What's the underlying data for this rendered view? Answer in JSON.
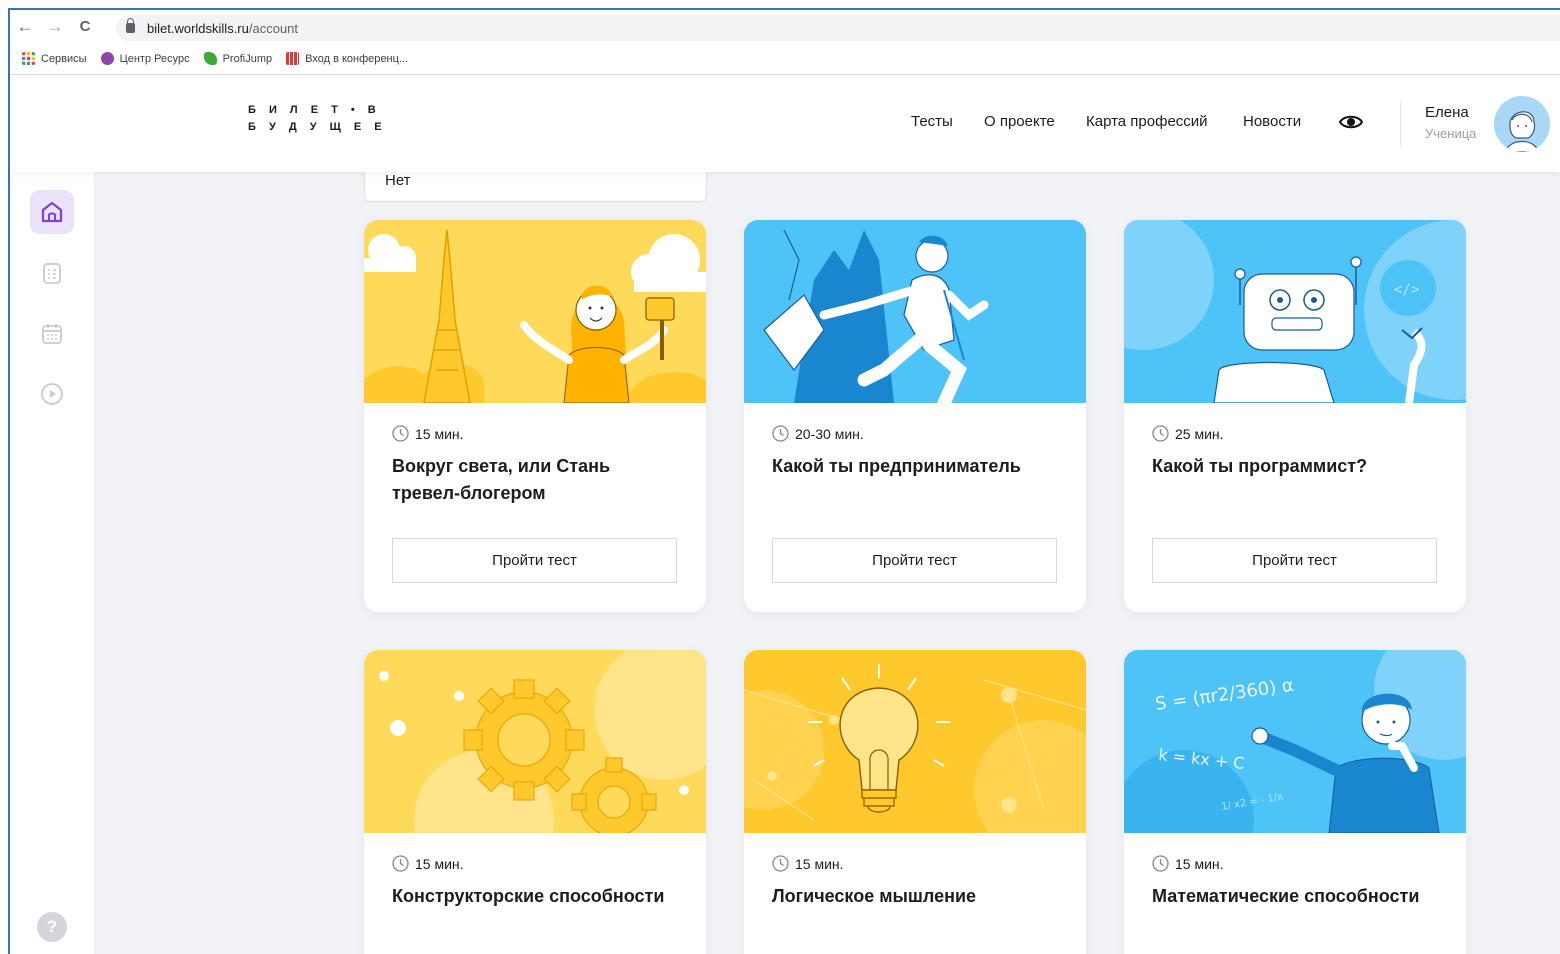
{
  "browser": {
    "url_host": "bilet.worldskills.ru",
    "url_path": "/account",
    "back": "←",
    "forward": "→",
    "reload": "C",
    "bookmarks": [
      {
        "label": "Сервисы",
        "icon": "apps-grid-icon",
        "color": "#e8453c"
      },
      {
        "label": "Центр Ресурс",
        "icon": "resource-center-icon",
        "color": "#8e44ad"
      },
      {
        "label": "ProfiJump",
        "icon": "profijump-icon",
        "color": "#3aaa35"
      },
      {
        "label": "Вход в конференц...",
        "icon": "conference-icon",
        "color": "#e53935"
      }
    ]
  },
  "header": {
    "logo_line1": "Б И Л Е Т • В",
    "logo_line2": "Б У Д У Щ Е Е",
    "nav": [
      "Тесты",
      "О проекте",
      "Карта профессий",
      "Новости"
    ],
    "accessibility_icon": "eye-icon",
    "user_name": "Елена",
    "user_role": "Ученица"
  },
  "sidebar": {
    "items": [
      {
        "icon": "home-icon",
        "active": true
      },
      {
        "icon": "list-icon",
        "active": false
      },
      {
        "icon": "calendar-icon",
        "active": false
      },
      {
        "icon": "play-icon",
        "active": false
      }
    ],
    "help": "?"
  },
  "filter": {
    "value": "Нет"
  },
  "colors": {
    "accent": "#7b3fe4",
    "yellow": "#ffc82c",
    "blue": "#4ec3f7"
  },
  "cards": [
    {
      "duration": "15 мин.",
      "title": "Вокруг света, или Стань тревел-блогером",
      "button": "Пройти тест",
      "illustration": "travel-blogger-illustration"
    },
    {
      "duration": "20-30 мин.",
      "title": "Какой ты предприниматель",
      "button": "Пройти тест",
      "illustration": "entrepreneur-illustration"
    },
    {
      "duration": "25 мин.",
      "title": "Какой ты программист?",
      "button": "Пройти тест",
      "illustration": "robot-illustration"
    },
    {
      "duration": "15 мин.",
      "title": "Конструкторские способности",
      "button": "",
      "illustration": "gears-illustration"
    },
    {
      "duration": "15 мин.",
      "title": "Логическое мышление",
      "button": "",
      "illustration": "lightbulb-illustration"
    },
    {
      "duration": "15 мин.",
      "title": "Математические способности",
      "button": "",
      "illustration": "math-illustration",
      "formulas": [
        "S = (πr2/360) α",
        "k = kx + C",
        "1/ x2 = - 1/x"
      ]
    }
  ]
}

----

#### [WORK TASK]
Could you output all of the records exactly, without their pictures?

#### [THE COMPLETED TASK]
What's the underlying data for this rendered view? Answer in JSON.
{
  "browser": {
    "url_host": "bilet.worldskills.ru",
    "url_path": "/account",
    "back": "←",
    "forward": "→",
    "reload": "C",
    "bookmarks": [
      {
        "label": "Сервисы",
        "icon": "apps-grid-icon",
        "color": "#e8453c"
      },
      {
        "label": "Центр Ресурс",
        "icon": "resource-center-icon",
        "color": "#8e44ad"
      },
      {
        "label": "ProfiJump",
        "icon": "profijump-icon",
        "color": "#3aaa35"
      },
      {
        "label": "Вход в конференц...",
        "icon": "conference-icon",
        "color": "#e53935"
      }
    ]
  },
  "header": {
    "logo_line1": "Б И Л Е Т • В",
    "logo_line2": "Б У Д У Щ Е Е",
    "nav": [
      "Тесты",
      "О проекте",
      "Карта профессий",
      "Новости"
    ],
    "accessibility_icon": "eye-icon",
    "user_name": "Елена",
    "user_role": "Ученица"
  },
  "sidebar": {
    "items": [
      {
        "icon": "home-icon",
        "active": true
      },
      {
        "icon": "list-icon",
        "active": false
      },
      {
        "icon": "calendar-icon",
        "active": false
      },
      {
        "icon": "play-icon",
        "active": false
      }
    ],
    "help": "?"
  },
  "filter": {
    "value": "Нет"
  },
  "colors": {
    "accent": "#7b3fe4",
    "yellow": "#ffc82c",
    "blue": "#4ec3f7"
  },
  "cards": [
    {
      "duration": "15 мин.",
      "title": "Вокруг света, или Стань тревел-блогером",
      "button": "Пройти тест",
      "illustration": "travel-blogger-illustration"
    },
    {
      "duration": "20-30 мин.",
      "title": "Какой ты предприниматель",
      "button": "Пройти тест",
      "illustration": "entrepreneur-illustration"
    },
    {
      "duration": "25 мин.",
      "title": "Какой ты программист?",
      "button": "Пройти тест",
      "illustration": "robot-illustration"
    },
    {
      "duration": "15 мин.",
      "title": "Конструкторские способности",
      "button": "",
      "illustration": "gears-illustration"
    },
    {
      "duration": "15 мин.",
      "title": "Логическое мышление",
      "button": "",
      "illustration": "lightbulb-illustration"
    },
    {
      "duration": "15 мин.",
      "title": "Математические способности",
      "button": "",
      "illustration": "math-illustration",
      "formulas": [
        "S = (πr2/360) α",
        "k = kx + C",
        "1/ x2 = - 1/x"
      ]
    }
  ]
}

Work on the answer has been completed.